And with the boogie ‘n’ beseechin’ “Woman,” going to the beach with friends even allowed a little soundtrack to my life as we passed a sheer rock cliff above a tunnel on Malibu Canyon Road, where existed a fascinating example of Southern California folklore: the short-lived but legendary Pink Lady, a 60-foot painting of a nude woman covertly created overnight in 1966 – painted by the mother of a junior high classmate (we were very skeptical when he finally revealed the scandalous news). Figuring that getting distracted by "art" was better than staring at yet another stone wall, there was a bittersweet quality to some of the lyrics of “Woman,” and whatever painted-over naked dame they might be directed toward (hey, we were in high school): “Wanna take you home, spend my time with you / You see it, babe, it's clear that I miss you.”
Though “Woman” was pretty musically and lyrically simplistic, “The Bomber,” however, was perhaps the finest and most adventurous showcase for Walsh’s instrumentality and vocals.
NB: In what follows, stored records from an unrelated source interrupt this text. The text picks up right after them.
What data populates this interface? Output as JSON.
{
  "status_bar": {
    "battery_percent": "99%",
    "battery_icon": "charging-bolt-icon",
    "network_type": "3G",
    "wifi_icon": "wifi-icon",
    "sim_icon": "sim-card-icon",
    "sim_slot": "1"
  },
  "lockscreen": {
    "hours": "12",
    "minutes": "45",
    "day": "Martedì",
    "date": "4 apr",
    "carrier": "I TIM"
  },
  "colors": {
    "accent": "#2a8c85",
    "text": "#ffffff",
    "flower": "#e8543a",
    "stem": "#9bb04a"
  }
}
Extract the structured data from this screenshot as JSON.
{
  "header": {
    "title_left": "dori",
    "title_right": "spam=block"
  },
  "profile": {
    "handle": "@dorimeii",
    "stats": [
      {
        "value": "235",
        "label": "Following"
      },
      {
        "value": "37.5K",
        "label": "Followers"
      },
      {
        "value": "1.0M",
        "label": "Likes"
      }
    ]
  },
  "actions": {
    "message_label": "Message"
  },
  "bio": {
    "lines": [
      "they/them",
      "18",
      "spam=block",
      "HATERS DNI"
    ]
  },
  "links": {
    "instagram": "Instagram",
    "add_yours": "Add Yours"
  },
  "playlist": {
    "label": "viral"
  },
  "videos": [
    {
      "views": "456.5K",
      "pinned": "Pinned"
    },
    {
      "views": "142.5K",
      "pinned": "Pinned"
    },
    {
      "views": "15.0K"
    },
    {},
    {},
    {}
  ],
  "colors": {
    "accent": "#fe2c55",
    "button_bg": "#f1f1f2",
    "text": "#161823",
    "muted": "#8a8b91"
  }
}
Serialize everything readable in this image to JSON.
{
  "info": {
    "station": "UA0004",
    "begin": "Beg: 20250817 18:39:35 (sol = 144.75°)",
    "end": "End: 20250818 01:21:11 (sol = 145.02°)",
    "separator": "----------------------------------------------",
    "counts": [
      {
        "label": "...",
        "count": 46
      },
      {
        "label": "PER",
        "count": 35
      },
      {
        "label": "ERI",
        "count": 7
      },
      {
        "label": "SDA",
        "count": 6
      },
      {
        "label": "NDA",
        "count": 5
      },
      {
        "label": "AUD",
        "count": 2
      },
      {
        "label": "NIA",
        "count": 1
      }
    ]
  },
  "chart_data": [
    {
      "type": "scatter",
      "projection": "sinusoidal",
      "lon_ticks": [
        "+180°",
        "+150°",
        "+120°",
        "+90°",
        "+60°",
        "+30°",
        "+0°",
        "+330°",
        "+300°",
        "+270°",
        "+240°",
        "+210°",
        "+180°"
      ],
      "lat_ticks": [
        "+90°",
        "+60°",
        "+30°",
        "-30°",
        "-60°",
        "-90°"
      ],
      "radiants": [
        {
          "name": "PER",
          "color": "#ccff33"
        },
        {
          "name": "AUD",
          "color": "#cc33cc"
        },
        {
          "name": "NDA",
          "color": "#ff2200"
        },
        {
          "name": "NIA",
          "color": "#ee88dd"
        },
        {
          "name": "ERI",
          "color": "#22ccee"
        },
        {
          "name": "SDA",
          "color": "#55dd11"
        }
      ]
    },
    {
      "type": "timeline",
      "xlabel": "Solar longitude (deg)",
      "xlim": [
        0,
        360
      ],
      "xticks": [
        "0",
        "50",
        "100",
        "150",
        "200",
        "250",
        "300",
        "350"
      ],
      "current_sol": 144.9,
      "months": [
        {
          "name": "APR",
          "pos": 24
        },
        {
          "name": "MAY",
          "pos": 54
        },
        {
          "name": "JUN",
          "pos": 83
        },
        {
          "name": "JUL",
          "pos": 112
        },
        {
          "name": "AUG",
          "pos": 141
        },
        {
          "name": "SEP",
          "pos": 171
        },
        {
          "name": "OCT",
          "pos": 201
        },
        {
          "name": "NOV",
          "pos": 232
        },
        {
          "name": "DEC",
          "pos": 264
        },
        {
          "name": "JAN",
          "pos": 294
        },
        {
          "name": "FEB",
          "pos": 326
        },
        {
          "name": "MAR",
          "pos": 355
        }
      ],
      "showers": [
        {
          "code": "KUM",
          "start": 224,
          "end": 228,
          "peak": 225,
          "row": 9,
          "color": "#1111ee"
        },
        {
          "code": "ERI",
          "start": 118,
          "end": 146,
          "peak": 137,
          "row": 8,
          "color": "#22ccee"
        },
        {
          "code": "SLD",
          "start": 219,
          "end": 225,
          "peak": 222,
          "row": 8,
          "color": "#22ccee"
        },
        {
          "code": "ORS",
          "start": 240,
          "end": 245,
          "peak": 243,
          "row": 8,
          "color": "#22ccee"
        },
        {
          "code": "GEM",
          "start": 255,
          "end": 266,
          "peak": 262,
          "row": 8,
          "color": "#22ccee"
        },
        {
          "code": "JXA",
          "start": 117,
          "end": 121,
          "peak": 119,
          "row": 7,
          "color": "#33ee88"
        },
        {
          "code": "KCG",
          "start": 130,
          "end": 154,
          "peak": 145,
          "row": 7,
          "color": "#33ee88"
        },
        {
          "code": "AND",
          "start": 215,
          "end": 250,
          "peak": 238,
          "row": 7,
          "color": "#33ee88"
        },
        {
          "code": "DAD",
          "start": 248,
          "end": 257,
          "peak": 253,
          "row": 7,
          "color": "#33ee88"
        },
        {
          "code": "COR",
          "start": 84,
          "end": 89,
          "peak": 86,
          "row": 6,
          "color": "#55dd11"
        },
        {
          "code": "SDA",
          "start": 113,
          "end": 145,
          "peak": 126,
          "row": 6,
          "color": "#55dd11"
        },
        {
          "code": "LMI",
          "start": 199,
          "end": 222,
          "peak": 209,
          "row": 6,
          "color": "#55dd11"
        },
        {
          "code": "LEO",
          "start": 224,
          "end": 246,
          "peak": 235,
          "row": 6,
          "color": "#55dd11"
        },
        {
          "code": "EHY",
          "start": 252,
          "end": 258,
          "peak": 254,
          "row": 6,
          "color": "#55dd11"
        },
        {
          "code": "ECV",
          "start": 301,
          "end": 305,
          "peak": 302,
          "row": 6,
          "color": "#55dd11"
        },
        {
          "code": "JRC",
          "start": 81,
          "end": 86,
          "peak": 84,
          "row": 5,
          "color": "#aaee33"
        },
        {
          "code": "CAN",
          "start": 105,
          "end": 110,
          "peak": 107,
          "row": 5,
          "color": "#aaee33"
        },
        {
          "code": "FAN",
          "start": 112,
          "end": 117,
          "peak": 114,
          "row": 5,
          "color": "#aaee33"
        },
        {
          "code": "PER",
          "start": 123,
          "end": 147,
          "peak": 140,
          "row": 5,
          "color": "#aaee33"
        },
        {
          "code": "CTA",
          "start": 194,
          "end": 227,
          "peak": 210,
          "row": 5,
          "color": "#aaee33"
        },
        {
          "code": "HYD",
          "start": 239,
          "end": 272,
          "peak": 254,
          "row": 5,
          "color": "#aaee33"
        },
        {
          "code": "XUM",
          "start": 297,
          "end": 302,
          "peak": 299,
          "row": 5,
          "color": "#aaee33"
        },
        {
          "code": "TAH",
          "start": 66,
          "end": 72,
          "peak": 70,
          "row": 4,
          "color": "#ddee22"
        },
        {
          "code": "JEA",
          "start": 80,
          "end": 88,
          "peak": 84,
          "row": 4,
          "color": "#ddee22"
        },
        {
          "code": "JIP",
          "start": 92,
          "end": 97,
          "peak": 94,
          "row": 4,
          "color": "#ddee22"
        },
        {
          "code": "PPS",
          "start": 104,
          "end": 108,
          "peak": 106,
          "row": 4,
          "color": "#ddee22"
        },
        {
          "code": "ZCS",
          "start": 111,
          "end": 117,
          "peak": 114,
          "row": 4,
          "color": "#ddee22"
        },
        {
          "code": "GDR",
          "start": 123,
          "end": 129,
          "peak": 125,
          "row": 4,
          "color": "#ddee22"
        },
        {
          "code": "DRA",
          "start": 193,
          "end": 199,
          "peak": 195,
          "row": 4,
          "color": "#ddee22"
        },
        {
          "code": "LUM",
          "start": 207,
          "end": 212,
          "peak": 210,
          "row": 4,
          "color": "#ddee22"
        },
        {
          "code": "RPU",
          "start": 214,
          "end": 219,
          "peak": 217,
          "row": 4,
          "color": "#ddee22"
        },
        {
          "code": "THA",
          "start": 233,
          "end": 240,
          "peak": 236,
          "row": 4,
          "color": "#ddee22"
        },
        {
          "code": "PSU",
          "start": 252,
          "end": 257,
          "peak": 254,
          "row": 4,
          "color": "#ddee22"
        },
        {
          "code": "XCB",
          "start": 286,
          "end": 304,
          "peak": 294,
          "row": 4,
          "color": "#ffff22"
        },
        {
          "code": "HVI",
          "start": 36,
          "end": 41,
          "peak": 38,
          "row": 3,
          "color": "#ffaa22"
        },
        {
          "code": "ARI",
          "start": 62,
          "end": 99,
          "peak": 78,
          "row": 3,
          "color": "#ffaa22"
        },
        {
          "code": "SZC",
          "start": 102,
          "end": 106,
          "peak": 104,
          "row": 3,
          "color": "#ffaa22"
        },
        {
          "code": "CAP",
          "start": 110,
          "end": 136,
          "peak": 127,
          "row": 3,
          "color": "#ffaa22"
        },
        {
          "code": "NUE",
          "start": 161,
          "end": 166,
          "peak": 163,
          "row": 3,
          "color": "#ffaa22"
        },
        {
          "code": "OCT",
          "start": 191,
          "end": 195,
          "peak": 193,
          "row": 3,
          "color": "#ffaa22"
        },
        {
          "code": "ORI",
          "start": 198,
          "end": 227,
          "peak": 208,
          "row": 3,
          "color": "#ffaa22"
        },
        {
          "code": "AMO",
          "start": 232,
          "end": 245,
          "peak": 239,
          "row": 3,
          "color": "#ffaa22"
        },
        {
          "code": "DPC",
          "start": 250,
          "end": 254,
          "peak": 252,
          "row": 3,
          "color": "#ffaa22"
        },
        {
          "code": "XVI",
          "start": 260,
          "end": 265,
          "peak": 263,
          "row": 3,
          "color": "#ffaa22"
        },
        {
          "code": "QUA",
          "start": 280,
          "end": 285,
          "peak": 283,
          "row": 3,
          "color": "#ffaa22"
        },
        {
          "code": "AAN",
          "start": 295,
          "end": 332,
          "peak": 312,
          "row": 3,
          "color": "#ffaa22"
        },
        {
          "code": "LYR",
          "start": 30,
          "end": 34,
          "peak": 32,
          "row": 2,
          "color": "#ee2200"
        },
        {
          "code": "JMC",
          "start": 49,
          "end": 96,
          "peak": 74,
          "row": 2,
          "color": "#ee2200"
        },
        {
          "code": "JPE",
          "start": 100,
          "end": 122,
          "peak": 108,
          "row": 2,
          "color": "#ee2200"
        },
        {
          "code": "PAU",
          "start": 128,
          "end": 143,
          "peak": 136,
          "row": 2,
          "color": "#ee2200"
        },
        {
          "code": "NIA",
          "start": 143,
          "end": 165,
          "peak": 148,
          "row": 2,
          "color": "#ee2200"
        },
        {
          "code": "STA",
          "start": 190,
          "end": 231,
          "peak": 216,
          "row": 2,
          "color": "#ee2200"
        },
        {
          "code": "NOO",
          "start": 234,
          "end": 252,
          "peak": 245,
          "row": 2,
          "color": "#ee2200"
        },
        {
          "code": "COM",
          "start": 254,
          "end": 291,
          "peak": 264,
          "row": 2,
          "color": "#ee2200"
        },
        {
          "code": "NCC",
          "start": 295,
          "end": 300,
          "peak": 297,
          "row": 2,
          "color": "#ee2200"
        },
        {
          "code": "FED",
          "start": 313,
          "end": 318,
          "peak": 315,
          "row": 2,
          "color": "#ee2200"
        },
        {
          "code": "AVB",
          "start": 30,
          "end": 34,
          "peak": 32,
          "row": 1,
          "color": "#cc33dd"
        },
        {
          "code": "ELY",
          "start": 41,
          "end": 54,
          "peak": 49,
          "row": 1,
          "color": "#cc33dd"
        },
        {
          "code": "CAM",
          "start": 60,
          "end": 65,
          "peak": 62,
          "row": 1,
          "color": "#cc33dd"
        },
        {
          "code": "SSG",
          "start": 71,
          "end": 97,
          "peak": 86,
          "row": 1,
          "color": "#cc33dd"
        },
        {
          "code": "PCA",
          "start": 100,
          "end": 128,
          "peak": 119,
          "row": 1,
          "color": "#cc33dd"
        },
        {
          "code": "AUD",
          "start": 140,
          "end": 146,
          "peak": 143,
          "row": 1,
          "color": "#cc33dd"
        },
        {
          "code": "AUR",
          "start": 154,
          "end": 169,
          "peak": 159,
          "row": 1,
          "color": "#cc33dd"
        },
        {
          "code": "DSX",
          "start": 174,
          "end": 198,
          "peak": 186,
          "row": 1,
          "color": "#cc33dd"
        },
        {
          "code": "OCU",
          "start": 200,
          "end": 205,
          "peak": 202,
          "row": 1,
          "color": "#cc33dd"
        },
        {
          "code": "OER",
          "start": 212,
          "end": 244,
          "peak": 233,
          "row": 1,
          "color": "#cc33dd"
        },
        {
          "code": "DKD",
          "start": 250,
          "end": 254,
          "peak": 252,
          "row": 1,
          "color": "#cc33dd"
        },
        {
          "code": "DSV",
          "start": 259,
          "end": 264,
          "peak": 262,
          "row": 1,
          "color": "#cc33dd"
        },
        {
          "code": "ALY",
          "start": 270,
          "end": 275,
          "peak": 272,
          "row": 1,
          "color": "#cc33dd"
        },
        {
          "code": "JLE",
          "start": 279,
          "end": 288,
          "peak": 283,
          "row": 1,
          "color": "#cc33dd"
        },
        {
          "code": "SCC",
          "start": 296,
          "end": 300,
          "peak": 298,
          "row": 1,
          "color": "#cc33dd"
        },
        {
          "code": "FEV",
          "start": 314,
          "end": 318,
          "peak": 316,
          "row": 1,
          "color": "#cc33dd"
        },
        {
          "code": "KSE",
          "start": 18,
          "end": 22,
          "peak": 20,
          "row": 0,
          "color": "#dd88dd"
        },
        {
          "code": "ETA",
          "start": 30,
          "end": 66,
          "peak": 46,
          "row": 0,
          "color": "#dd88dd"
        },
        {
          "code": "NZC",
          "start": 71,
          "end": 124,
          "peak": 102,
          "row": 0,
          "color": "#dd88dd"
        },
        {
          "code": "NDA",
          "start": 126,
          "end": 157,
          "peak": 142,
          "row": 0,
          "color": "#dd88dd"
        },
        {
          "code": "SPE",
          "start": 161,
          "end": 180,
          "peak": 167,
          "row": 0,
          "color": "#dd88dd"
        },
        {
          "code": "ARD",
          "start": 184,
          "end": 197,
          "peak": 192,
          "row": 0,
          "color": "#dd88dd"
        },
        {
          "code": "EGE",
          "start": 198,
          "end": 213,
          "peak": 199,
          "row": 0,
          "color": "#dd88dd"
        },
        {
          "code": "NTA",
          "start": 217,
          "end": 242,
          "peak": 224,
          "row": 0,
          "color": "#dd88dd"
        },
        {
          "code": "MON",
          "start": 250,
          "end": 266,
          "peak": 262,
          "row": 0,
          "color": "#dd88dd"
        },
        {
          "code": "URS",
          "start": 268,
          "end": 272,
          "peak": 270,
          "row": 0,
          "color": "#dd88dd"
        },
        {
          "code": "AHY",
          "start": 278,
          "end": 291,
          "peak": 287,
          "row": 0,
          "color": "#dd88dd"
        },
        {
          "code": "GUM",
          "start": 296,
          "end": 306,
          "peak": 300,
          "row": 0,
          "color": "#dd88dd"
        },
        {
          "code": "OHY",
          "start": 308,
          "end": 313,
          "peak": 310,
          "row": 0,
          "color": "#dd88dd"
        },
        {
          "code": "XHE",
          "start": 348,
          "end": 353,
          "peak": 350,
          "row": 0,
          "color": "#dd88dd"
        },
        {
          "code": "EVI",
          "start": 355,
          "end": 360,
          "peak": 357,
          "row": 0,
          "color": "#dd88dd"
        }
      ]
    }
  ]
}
Not only does it startlingly merge hard-drivin’ rock with sublime slices of Ravel’s Bolero and Vince Guaraldi’s “Cast Your Fate to the Wind,” it also highlights Joe’s stellar and versatile guitar skills and his plaintive or wailing singing ability – whichever the words and mood need to convey.
The lyrics and tenor of the largely acoustic and affecting second side of James Gang Rides Again was easier for Joe Walsh to ascertain, since he wrote virtually all the songs by himself. Kicking off with “Tend My Garden,” Joe adds shimmering piano and sings a song sung of a gray area between cautious optimism and tenuous resignation – “Nowhere, just arrivin' / Still I play the game.” “Garden Gate” and “There I Go Again” are marked by folkish and country elements, while the penultimate and reflective “Thanks” takes on more of a lyrically defeatist theme:
That's the way the world is
Get just what you can
Wake up again tomorrow
A little less a man…
It’s a stoicism that sets up the listener for the standout final track, the lamenting yet luminous “Ashes the Rain and I.” Punctuated by a stirring orchestral coda, the melancholic melodiousness is offset by the impressionistic grace of the song’s evocative lines:
Sometimes I sit and I stare at the rain
Isn't rain filled with sorrow?
Wonder if I'll see my home again
Will it be dry tomorrow?
Time passes softly and I'm a day older
But still I’m living days gone by
Ashes to ashes, the rain's turning colder
Finding tomorrow, the ashes, the rain and I
James Gang Rides Again: From “Funk #49” to “Ashes the Rain and I” – it’s all a heady, wide-ranging brew, and almost cause enough for me to have bought my own copy back in the outlaw day. And I would have certainly succumbed – had my brother not struck out on his own trail and left me his extra copy. Indeed, it was enough to pull my inner groove-meister out of a funks #1 to 48.